> What you are asked to do: Copy the records exactly. Every line must match.

_ _ _

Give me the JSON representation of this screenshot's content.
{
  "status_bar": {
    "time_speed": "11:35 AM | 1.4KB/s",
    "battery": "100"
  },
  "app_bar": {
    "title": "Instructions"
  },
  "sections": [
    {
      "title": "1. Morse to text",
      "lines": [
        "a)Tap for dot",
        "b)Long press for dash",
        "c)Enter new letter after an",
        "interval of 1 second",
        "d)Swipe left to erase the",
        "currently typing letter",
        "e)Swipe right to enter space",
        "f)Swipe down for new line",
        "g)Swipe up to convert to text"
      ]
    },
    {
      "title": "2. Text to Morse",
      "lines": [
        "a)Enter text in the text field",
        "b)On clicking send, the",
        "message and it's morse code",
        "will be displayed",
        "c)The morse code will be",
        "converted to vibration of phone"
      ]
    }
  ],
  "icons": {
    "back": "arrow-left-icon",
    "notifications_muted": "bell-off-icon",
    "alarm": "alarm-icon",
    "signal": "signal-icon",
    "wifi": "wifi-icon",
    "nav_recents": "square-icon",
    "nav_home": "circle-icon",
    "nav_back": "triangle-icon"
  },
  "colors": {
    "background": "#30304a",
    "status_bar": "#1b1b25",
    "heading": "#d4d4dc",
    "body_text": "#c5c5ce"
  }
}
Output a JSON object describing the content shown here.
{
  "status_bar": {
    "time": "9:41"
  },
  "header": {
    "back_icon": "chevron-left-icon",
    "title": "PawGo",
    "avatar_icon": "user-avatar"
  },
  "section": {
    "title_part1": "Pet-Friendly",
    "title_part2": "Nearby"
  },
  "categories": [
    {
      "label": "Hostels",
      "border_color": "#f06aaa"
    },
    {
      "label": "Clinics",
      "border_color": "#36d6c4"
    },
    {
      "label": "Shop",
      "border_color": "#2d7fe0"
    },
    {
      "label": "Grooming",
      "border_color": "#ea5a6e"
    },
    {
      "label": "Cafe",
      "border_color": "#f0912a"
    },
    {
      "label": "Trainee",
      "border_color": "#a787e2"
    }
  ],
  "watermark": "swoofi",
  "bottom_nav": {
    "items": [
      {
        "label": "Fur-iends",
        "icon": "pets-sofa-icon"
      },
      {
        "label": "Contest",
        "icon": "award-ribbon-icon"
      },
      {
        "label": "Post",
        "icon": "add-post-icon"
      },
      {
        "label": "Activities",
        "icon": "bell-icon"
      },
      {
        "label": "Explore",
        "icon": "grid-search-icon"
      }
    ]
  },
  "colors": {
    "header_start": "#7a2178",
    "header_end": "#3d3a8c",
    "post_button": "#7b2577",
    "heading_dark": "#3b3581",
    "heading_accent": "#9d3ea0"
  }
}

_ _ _

> Finished task:
Give me the JSON representation of this screenshot's content.
{
  "status_bar": {
    "time_speed": "11:35 AM | 1.4KB/s",
    "battery": "100"
  },
  "app_bar": {
    "title": "Instructions"
  },
  "sections": [
    {
      "title": "1. Morse to text",
      "lines": [
        "a)Tap for dot",
        "b)Long press for dash",
        "c)Enter new letter after an",
        "interval of 1 second",
        "d)Swipe left to erase the",
        "currently typing letter",
        "e)Swipe right to enter space",
        "f)Swipe down for new line",
        "g)Swipe up to convert to text"
      ]
    },
    {
      "title": "2. Text to Morse",
      "lines": [
        "a)Enter text in the text field",
        "b)On clicking send, the",
        "message and it's morse code",
        "will be displayed",
        "c)The morse code will be",
        "converted to vibration of phone"
      ]
    }
  ],
  "icons": {
    "back": "arrow-left-icon",
    "notifications_muted": "bell-off-icon",
    "alarm": "alarm-icon",
    "signal": "signal-icon",
    "wifi": "wifi-icon",
    "nav_recents": "square-icon",
    "nav_home": "circle-icon",
    "nav_back": "triangle-icon"
  },
  "colors": {
    "background": "#30304a",
    "status_bar": "#1b1b25",
    "heading": "#d4d4dc",
    "body_text": "#c5c5ce"
  }
}
Output a JSON object describing the content shown here.
{
  "status_bar": {
    "time": "9:41"
  },
  "header": {
    "back_icon": "chevron-left-icon",
    "title": "PawGo",
    "avatar_icon": "user-avatar"
  },
  "section": {
    "title_part1": "Pet-Friendly",
    "title_part2": "Nearby"
  },
  "categories": [
    {
      "label": "Hostels",
      "border_color": "#f06aaa"
    },
    {
      "label": "Clinics",
      "border_color": "#36d6c4"
    },
    {
      "label": "Shop",
      "border_color": "#2d7fe0"
    },
    {
      "label": "Grooming",
      "border_color": "#ea5a6e"
    },
    {
      "label": "Cafe",
      "border_color": "#f0912a"
    },
    {
      "label": "Trainee",
      "border_color": "#a787e2"
    }
  ],
  "watermark": "swoofi",
  "bottom_nav": {
    "items": [
      {
        "label": "Fur-iends",
        "icon": "pets-sofa-icon"
      },
      {
        "label": "Contest",
        "icon": "award-ribbon-icon"
      },
      {
        "label": "Post",
        "icon": "add-post-icon"
      },
      {
        "label": "Activities",
        "icon": "bell-icon"
      },
      {
        "label": "Explore",
        "icon": "grid-search-icon"
      }
    ]
  },
  "colors": {
    "header_start": "#7a2178",
    "header_end": "#3d3a8c",
    "post_button": "#7b2577",
    "heading_dark": "#3b3581",
    "heading_accent": "#9d3ea0"
  }
}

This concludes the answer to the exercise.